The contest between Jewish and Palestinian claims to protected status has come to the fore a few times previously. Back in 2014, a few years before the more familiar campus free-speech controversies occurred, the Palestinian American scholar Steven Salaita became embroiled in a controversy over tweets attacking Israel for its previous assault on Gaza, underway at the time. The most inflammatory of these read: “Zionists: transforming ‘anti-Semitism’ from something horrible into something honorable since 1948.”
As in the more recent controversies, major donors to the University of Illinois, which had just hired Salaita, revolted, pressuring the university to rescind his offer of employment, which it ultimately did. For many, this was proof that the power structure of universities was stacked against critics of Israel. But it is also true that thousands of Illinois students petitioned the trustees prior to their blocking of Salaita’s appointment. The students used language familiar from other realms of campus social-justice activism, saying things like “this is about feeling safe on campus” and accusing Salaita of “hate speech” and of “silencing alternative views” through his “incitement to violence.” In other words, the rationale for Salaita’s dismissal was the same used to justify keeping Charles Murray, Milo Yiannopoulos, and other undesirables off campus in recent years.

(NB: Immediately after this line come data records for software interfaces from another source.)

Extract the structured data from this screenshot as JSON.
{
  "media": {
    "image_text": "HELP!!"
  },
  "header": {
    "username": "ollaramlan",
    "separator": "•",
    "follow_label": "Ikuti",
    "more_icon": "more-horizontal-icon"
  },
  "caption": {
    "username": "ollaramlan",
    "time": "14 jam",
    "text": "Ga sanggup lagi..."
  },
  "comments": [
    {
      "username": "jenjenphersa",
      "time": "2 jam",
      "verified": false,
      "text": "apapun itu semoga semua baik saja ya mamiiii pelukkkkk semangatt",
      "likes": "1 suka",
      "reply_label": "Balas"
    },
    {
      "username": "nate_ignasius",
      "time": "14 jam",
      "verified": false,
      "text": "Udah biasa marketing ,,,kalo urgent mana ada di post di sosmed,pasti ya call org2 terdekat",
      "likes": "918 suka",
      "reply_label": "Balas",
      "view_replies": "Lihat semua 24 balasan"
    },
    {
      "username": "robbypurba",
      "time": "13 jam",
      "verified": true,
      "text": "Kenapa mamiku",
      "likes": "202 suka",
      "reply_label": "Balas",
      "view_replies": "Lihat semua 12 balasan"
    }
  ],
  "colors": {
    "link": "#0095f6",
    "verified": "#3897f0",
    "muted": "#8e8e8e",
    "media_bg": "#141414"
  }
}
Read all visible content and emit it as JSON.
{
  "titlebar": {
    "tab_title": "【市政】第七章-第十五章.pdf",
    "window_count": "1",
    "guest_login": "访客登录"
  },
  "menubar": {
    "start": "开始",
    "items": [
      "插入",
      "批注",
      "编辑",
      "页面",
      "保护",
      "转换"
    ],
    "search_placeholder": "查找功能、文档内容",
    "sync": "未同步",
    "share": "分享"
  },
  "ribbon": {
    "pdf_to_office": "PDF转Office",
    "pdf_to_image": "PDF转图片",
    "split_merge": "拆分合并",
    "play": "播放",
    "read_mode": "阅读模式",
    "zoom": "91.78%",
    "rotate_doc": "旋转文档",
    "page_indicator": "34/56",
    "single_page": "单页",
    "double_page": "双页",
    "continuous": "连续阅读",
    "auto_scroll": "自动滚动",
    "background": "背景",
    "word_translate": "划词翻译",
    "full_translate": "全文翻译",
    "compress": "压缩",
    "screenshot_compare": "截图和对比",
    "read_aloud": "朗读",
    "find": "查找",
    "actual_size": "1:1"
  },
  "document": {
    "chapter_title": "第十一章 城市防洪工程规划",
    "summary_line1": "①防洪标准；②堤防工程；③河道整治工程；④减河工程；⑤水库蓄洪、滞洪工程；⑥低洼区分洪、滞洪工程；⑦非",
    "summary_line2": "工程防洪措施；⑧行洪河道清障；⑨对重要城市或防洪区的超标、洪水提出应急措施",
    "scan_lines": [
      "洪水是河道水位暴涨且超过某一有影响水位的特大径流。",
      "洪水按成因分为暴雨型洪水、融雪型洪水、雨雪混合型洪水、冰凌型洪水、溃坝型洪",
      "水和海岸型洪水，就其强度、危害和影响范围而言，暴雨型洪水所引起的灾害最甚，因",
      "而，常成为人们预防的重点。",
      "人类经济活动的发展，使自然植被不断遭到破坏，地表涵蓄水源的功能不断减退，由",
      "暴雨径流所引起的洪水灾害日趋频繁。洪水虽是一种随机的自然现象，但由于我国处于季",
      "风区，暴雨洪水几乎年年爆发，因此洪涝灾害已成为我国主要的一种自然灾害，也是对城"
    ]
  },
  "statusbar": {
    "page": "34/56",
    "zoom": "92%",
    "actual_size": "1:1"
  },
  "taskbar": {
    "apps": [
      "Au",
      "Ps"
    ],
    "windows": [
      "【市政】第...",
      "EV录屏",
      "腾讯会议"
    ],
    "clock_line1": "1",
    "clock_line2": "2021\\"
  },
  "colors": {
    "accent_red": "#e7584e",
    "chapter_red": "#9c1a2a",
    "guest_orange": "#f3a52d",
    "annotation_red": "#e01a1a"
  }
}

Based on a few high-profile cases like Salaita’s, critics of Israel often claim that the “real cancel culture” is the one they face on campus, not the one faced by conservatives. The reality is more complicated. It is true that pro-Israel activists have found allies among the donors and trustees who are able to exert decisive pressure on administrators. Yet the aftermath of October 7 also showed that many professors at elite universities had no hesitation about publicly celebrating a pogrom, not just at Yale but at Columbia and Cornell Universities and the University of California at Davis. One might expect more self-censorship if there were systematic suppression of anti-Israel views at universities. The reality is, despite a few heavy-handed interventions, the overall climate of academic opinion on this issue, as on affirmative action and trans rights, bespeaks a pretty clear consensus about who the oppressed are, and it isn’t Jews or Israelis.

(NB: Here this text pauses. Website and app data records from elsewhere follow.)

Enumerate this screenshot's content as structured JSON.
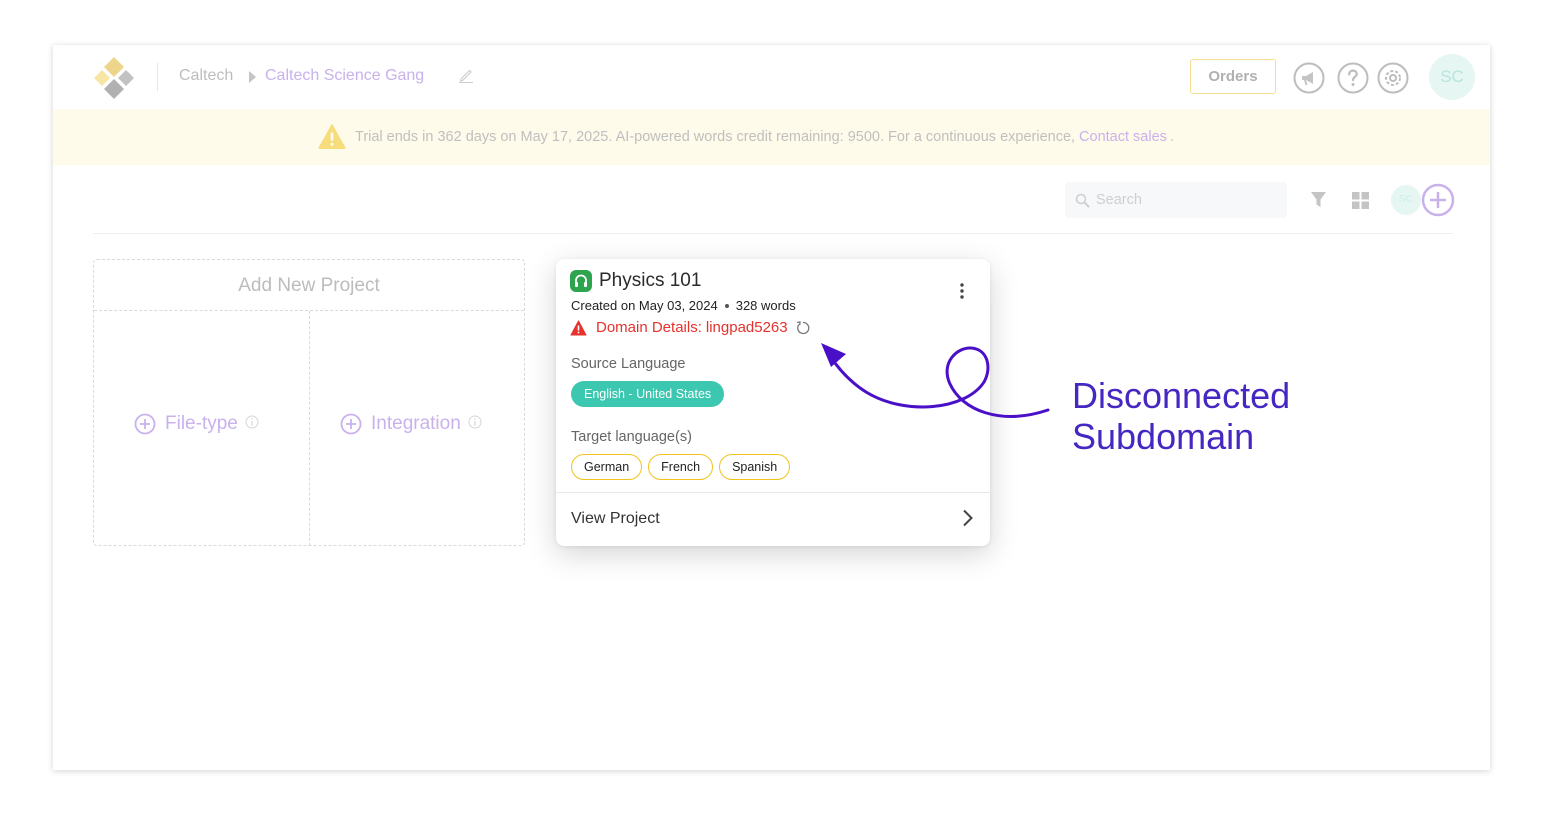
{
  "header": {
    "breadcrumb_root": "Caltech",
    "breadcrumb_current": "Caltech Science Gang",
    "orders_label": "Orders",
    "avatar_initials": "SC"
  },
  "banner": {
    "message": "Trial ends in 362 days on May 17, 2025. AI-powered words credit remaining: 9500. For a continuous experience,",
    "link_label": "Contact sales",
    "trailing": "."
  },
  "toolbar": {
    "search_placeholder": "Search",
    "avatar_initials": "SC"
  },
  "add_project": {
    "title": "Add New Project",
    "options": [
      "File-type",
      "Integration"
    ]
  },
  "project_card": {
    "title": "Physics 101",
    "created": "Created on May 03, 2024",
    "word_count": "328 words",
    "domain_label": "Domain Details:",
    "domain_name": "lingpad5263",
    "source_heading": "Source Language",
    "source_language": "English - United States",
    "target_heading": "Target language(s)",
    "target_languages": [
      "German",
      "French",
      "Spanish"
    ],
    "view_label": "View Project"
  },
  "annotation": {
    "line1": "Disconnected",
    "line2": "Subdomain",
    "color": "#4727c2"
  },
  "colors": {
    "accent_purple": "#c9b2ec",
    "banner_bg": "#fffbea",
    "error_red": "#e5322d",
    "source_chip": "#3cc7b0",
    "target_chip_border": "#f2c21e"
  }
}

What has been in evidence lately is the absurdity of a campus speech regime constructed around the idea that in any conflict, oppressor and oppressed can be easily distinguished and speech rights accorded or denied on that basis. This regime has fostered an academic culture in which enthusiasm for mass murder is commonplace when the victims belong to the wrong group, even as statements like “there are two sexes” or criticisms of affirmative action are reliably condemned as “harmful” and “dangerous.” Perhaps, as professors and students advocating for the Palestinian cause find themselves on the wrong end of higher ed’s social-engineering project, they might reconsider whether elite institutions are well-suited to act as champions of the vulnerable in the first place, or whether they might be better off pursuing more modest aims.